- **Your task**
Find and copy the lines in the records beneath this task that contain the word "file".

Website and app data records
************

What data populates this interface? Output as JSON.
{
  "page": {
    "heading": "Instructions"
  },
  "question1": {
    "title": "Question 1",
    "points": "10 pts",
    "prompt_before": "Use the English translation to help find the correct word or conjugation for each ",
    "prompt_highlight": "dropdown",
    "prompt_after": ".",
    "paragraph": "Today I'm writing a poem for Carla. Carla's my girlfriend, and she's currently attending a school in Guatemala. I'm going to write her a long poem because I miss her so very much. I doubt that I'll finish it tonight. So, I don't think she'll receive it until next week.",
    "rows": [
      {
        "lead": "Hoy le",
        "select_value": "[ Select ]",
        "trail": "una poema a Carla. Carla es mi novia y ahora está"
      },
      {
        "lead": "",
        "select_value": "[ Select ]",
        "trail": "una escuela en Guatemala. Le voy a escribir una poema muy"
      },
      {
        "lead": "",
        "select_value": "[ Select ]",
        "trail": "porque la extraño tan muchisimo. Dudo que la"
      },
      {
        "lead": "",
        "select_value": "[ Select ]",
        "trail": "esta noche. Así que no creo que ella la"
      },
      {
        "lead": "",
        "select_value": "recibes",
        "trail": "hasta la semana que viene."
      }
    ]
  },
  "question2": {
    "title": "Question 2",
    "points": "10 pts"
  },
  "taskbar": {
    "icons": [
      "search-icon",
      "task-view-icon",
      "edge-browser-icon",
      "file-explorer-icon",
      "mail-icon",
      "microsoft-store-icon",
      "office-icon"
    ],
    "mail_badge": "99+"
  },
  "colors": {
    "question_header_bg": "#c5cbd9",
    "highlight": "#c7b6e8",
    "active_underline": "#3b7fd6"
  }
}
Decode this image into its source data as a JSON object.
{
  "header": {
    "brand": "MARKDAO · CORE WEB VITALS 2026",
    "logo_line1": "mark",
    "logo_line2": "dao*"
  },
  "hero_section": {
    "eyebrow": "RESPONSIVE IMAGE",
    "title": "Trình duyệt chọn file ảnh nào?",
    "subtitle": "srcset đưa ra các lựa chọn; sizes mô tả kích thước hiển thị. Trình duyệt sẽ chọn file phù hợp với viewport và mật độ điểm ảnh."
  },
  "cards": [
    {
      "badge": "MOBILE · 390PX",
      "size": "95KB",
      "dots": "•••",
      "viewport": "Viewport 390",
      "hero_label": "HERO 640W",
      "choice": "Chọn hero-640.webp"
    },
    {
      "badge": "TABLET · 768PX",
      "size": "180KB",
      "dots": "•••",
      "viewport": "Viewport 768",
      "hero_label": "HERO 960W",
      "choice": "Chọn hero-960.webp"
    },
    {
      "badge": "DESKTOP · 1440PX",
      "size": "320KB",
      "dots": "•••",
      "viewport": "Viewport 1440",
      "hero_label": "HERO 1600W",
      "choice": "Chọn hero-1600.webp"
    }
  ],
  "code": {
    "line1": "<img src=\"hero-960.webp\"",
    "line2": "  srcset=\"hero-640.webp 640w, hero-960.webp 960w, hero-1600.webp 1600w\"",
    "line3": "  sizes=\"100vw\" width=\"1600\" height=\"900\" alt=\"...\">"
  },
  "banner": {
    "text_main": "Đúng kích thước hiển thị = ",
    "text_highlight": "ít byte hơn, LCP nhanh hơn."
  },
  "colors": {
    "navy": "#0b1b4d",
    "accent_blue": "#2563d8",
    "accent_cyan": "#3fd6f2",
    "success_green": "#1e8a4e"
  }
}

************

- **Answer below**
      "file-explorer-icon",
    "title": "Trình duyệt chọn file ảnh nào?",
    "subtitle": "srcset đưa ra các lựa chọn; sizes mô tả kích thước hiển thị. Trình duyệt sẽ chọn file phù hợp với viewport và mật độ điểm ảnh."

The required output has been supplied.